Making changes to a product line as well-known and widely-used as Apple’s isn’t without some customer blowback (the removal of the iPhone headphone jack is just one example along with the removal of the CD and floppy disk drives). However, the negative press is something worth weathering to them because long-term success is something that far outweighs it. They’re not always right, but their success speaks for itself–and they can afford some hurt feelings along the way.
“School and student success is standardized in such a way that criminally undermines the massive potential for learning these devices open up.”
What if we took this theoretical approach and applied it to schools? Teachers with classrooms filled with devices equipped with this type of transparent technology find themselves at odds with what we’ve been conditioned to believe must historically happen in a classroom (and, quite frankly, is what their evaluations indicate as best practice). School and student success is standardized in such a way that criminally undermines the massive potential for learning these devices open up. Instead, by decree, revolutionary internet communications devices like the iPad are reduced to test prep vehicles, or worse, crippled by device management systems to the point of regressing into confusing computers again.
The principles that are the heart of any school’s decision making processes should be what is best for the children attending that school–period. Honoring what made a school successful in the past is important, but just as important is the need to make theoretical predictions about the future of a school. What’s the plan for when every child who enters a classroom has a phone that is also a portal to the internet, a music and video player, a crowd-sources encyclopedia, and a literal stream of consciousness of the world? Are schools equipped to teach kids like this? What do schools do about children who don’t readily have these devices? When teachers are given a laptop, projector, iPad, and touch devices to teach with, isn’t it a little bit hypocritical to tell children when and where they should be learning with their own?
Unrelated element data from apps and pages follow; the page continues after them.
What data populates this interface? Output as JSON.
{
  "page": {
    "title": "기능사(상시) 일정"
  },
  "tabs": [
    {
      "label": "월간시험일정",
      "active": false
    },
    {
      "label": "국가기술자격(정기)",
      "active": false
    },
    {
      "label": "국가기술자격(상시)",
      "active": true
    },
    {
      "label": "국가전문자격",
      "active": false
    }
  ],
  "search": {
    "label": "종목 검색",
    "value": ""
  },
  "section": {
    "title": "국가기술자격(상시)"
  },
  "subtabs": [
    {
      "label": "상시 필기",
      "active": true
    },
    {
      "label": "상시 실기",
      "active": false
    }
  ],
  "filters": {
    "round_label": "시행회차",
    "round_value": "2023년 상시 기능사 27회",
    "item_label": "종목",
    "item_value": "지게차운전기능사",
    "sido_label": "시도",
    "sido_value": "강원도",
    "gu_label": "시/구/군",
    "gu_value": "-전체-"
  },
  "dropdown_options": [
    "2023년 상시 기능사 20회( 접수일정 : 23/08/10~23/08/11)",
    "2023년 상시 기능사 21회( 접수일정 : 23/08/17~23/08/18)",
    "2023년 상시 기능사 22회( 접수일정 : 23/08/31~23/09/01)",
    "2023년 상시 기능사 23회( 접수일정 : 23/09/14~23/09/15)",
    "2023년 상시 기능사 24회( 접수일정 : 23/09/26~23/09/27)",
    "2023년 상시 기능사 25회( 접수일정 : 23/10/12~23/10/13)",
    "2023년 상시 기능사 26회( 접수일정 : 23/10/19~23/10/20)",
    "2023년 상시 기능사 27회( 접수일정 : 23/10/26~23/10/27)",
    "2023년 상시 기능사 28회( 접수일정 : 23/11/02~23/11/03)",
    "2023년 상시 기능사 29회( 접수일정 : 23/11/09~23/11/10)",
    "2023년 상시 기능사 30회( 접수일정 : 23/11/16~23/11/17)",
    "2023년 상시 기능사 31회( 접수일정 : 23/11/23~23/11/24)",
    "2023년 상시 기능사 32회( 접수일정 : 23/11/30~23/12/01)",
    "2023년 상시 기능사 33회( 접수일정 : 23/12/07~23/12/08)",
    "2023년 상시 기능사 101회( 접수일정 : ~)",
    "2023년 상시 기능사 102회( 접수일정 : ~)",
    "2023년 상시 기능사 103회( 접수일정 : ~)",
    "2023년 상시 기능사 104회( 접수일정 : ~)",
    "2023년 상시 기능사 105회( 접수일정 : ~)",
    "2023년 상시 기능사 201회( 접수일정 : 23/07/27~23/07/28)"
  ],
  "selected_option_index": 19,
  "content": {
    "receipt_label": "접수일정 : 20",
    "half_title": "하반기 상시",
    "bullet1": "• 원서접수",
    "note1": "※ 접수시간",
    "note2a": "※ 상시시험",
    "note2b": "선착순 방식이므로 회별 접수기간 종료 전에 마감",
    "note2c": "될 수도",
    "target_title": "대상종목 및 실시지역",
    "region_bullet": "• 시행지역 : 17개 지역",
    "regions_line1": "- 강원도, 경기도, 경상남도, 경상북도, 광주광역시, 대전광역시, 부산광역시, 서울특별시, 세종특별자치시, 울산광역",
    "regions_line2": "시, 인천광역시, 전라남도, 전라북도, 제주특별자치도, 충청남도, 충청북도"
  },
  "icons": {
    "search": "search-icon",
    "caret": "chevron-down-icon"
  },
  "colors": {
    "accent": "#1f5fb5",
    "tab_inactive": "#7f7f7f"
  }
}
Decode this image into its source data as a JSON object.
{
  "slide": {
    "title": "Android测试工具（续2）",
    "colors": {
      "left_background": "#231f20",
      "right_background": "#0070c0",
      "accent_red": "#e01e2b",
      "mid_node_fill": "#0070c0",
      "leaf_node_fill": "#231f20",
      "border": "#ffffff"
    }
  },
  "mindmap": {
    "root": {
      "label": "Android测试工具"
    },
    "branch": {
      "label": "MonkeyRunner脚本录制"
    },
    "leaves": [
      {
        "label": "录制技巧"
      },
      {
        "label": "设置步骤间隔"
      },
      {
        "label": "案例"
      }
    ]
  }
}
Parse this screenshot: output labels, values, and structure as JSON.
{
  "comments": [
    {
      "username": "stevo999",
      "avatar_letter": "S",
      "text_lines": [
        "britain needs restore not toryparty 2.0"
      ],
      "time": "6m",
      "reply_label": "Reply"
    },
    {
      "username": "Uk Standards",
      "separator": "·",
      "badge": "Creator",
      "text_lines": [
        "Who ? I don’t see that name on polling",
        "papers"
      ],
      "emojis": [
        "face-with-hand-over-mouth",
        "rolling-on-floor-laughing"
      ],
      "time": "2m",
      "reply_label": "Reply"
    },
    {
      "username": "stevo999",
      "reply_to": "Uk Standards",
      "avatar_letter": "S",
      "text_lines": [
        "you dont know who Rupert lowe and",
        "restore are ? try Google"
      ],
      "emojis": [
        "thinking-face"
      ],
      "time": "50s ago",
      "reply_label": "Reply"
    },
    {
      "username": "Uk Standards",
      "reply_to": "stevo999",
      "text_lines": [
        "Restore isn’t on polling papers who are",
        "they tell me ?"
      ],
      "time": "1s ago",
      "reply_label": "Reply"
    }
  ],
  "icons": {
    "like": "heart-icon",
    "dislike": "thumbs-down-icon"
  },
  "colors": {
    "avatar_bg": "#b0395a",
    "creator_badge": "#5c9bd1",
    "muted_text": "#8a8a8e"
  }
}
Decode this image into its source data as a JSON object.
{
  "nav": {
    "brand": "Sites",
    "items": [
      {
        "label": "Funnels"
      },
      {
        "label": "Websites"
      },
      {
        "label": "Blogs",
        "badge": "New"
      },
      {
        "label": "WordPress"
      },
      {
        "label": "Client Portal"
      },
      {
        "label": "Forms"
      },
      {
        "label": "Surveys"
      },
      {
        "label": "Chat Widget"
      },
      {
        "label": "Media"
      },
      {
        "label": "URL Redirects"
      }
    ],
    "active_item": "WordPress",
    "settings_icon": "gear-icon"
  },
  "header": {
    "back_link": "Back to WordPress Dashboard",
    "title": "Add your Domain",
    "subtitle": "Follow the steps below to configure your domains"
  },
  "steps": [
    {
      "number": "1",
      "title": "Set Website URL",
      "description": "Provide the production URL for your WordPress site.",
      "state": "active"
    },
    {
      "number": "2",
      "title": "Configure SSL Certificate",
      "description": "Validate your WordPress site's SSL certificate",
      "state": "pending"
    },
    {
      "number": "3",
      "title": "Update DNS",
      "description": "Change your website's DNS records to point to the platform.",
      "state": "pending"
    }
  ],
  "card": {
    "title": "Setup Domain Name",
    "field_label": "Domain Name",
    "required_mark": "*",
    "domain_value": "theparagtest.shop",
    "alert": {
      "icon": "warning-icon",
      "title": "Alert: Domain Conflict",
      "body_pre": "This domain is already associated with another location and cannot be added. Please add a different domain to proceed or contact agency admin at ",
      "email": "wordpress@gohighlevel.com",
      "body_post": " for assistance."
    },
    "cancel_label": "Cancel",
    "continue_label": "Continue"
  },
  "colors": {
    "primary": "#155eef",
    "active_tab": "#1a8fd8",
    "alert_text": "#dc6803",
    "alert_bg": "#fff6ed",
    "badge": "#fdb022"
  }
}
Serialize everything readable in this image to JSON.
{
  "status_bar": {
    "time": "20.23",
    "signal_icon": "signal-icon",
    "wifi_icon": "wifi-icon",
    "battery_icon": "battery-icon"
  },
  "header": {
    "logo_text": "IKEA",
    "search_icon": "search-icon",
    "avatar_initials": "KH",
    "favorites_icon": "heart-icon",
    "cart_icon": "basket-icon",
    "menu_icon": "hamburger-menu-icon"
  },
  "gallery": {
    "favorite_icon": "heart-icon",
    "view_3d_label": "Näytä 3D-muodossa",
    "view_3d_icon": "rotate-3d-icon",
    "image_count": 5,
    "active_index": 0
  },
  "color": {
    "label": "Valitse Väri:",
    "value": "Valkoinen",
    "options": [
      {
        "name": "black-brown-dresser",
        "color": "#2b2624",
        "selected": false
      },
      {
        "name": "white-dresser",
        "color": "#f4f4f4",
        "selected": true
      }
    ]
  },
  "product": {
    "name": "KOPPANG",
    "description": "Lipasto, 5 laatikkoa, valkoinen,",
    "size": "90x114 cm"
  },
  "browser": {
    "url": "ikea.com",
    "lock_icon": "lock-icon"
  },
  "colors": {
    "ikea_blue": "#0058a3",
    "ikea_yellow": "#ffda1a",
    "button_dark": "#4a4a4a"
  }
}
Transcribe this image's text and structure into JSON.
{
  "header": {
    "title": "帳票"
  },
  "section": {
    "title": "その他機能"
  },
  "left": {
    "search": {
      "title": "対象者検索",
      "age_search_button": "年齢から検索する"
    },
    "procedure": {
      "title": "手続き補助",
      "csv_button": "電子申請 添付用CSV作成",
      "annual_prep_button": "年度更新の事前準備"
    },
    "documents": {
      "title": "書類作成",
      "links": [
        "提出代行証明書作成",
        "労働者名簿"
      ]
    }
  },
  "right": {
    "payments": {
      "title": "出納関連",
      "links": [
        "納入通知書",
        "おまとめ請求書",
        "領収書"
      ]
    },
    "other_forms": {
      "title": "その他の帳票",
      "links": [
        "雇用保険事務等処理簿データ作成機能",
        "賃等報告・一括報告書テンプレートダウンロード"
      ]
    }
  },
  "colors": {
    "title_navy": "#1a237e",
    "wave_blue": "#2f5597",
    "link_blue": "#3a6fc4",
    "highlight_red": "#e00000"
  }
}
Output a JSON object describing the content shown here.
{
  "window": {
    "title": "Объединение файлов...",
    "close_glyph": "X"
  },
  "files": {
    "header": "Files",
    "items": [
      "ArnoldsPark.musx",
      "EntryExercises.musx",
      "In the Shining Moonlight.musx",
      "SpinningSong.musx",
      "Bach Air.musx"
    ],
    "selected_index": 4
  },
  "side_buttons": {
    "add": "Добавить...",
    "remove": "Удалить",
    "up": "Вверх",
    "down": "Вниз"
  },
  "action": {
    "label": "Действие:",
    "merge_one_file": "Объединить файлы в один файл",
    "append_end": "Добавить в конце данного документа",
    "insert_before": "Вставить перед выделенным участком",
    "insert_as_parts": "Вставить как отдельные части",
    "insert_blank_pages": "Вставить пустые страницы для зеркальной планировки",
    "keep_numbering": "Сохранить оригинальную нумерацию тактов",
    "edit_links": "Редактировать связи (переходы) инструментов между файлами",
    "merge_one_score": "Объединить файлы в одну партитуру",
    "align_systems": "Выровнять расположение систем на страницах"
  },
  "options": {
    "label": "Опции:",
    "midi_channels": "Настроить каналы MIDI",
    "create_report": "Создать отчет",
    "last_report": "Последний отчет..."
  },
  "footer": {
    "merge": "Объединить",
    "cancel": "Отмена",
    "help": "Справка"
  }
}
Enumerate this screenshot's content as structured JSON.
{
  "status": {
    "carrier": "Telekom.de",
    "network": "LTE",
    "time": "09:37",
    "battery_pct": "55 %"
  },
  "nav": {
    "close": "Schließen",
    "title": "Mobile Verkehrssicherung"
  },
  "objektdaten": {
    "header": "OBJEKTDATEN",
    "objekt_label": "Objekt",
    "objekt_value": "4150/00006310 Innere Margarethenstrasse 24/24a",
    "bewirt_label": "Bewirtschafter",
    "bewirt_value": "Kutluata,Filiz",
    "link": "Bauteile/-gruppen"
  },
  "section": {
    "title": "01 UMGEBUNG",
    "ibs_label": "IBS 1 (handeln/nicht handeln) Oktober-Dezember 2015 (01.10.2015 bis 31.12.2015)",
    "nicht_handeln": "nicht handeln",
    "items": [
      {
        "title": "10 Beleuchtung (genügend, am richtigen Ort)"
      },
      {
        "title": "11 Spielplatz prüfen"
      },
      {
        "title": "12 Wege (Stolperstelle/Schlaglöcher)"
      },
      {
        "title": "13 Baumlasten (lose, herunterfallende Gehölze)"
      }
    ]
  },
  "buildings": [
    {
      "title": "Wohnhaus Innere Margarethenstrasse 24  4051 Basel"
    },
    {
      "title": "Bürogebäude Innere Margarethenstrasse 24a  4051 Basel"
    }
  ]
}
“If we neglect to invest in what we think is a better way of doing things for fear of being compared to how everyone else is measuring success, schools and classrooms will never change.”
If schools are truly motivated by current trends and the ways in which human beings consume and create meaning with the world around them, then we should be okay with classrooms that are designed have children interacting with technologies the same way anyone would to get what they need out of them (with guidance, of course)–classrooms that don’t look like traditional ones–and, by necessity, aren’t measured by the same standards. Teachers shouldn’t fear that the loud, messy learning going on in their room, fueled by design (and not technology), will be viewed as substandard because the lens they’re being viewed from hasn’t been updated since 1960.
If we neglect to invest in what we think is a better way of doing things for fear of being compared to how everyone else is measuring success, schools and classrooms will never change. If we’re willing to upset some people in pursuit of what’s best for children, then maybe we’ve begun sowing the seeds of a revolution for our nation’s schools.